Told in the tradition of epic fantasy novels like The Name of the Wind and Blood Song, Empire of Silence is an autobiography-style narrative recounted by a controversial and misunderstood protagonist who looks back at his long and storied life. It’s a confluence of genres as readers are presented a sprawling blockbuster novel containing just as many fantasy elements as sci-fi. Hadrian is brought up amidst lordly intrigue and drama not unlike something you would imagine on Game of Thrones, complete with castle cities and gladiatorial spectacles. Other readers have also commented on the Dune-like handling of the politics, economics, philosophy and history of this world. In fact, I can’t say there is much in this novel that is truly original, but what makes it special is Ruocchio’s enthusiasm and willingness to blend all these ideas together into one cool concoction.
Also, for a book like this to work, the story must quickly establish an emotional connection between the reader and the protagonist. This was a success for the most part; the early sections manage to create a lot of sympathy for Hadrian. He’s clever, but also awkward and sometimes frustrating in his youthful naivete and malaise. In other words, his confusion and lack of direction is something many of us can relate to, and indeed the first half of this book reads very much like coming-of-age narrative about a young man struggling to find his place in the world. Predictably, a string of unpleasant things happens to him to open to his eyes to the truth of his family, leading him to abandon his affluent lifestyle and everything he has ever known.
Things get real interesting at this point. Pacing is swift as Hadrian is shuffled through all kinds of tragedies, leaving me barely enough time to catch my breath between disasters. The highlight of the book for me was our protagonist’s brief stint as a gladiator, hanging out with his fellow fighters and teaching them to fight effectively as a team. Alas, all too soon it was over, along with my favorite part of the book. Admittedly, the second half of the novel did not hold my attention quite as well as the first, and at times the flow of the story felt sluggish due to the staggering amount of information dumped on us to establish Hadrian’s new role in humanity’s war against the Cielcin. Ironically, the plot started to lose me just as it was beginning to chronicle his first steps becoming the most reviled man in the galaxy, earning him the epithet Sun Eater.
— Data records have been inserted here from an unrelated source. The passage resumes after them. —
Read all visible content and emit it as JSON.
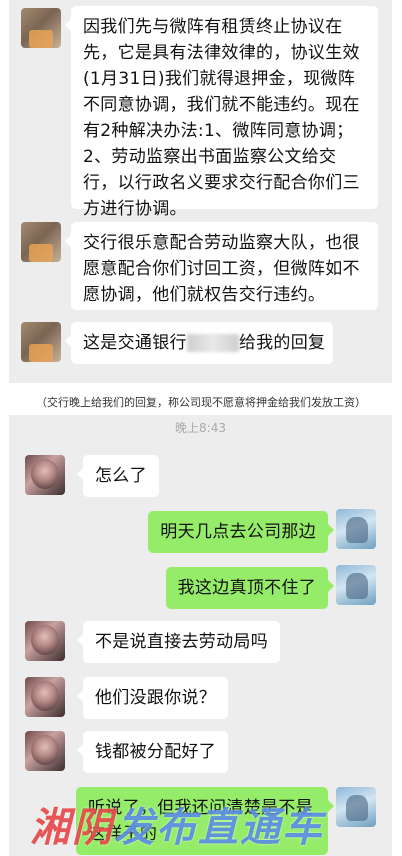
{
  "top_chat": {
    "messages": [
      {
        "side": "left",
        "text": "因我们先与微阵有租赁终止协议在先，它是具有法律效律的，协议生效(1月31日)我们就得退押金，现微阵不同意协调，我们就不能违约。现在有2种解决办法:1、微阵同意协调；2、劳动监察出书面监察公文给交行，以行政名义要求交行配合你们三方进行协调。"
      },
      {
        "side": "left",
        "text": "交行很乐意配合劳动监察大队，也很愿意配合你们讨回工资，但微阵如不愿协调，他们就权告交行违约。"
      },
      {
        "side": "left",
        "text_before": "这是交通银行",
        "text_after": "给我的回复"
      }
    ]
  },
  "caption": "（交行晚上给我们的回复，称公司现不愿意将押金给我们发放工资）",
  "bottom_chat": {
    "time": "晚上8:43",
    "messages": [
      {
        "side": "left",
        "text": "怎么了"
      },
      {
        "side": "right",
        "text": "明天几点去公司那边"
      },
      {
        "side": "right",
        "text": "我这边真顶不住了"
      },
      {
        "side": "left",
        "text": "不是说直接去劳动局吗"
      },
      {
        "side": "left",
        "text": "他们没跟你说？"
      },
      {
        "side": "left",
        "text": "钱都被分配好了"
      },
      {
        "side": "right",
        "text": "听说了，但我还问清楚是不是这样子的"
      }
    ]
  },
  "watermark": {
    "part1": "湘阴",
    "part2": "发布直通车"
  },
  "colors": {
    "chat_bg": "#ededed",
    "bubble_left": "#ffffff",
    "bubble_right": "#95ec69"
  }
}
To be fair though, my tastes in epic science fiction fantasy tend to run towards personal stories, closer-quarter action, and high-spirited adventure, so perhaps it was only natural for me to find greater appeal in the first half of this novel. Others will likely not encounter the same issue.
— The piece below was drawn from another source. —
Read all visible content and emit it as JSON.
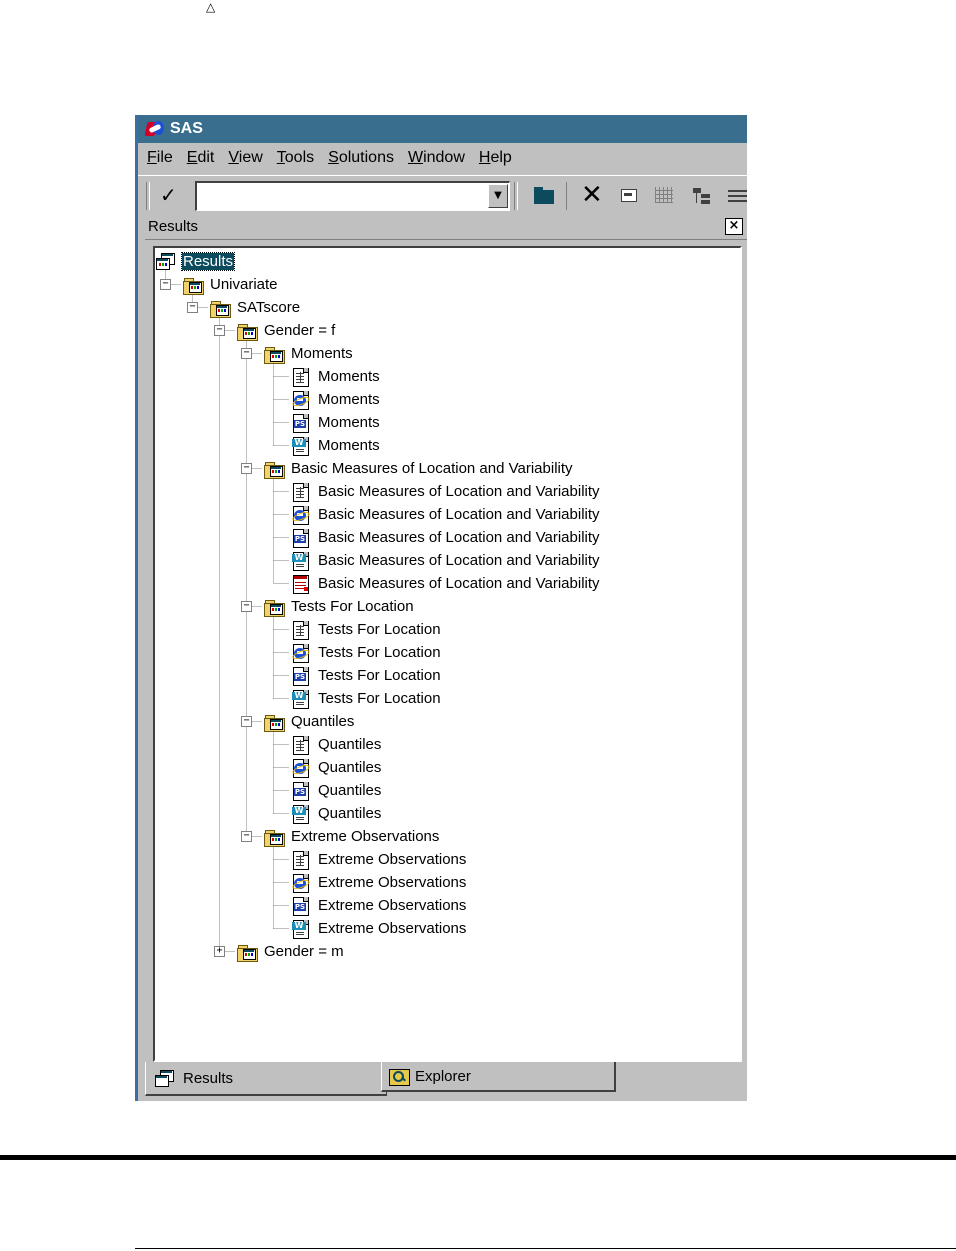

Regardless, Empire of Silence is a rock solid debut, its derivative nature notwithstanding. Any points the novel loses in the originality department, Christopher Ruocchio more than makes up for it with his superb character development and the sheer “unputdownability” of his storytelling. Mark my words, this book is going places.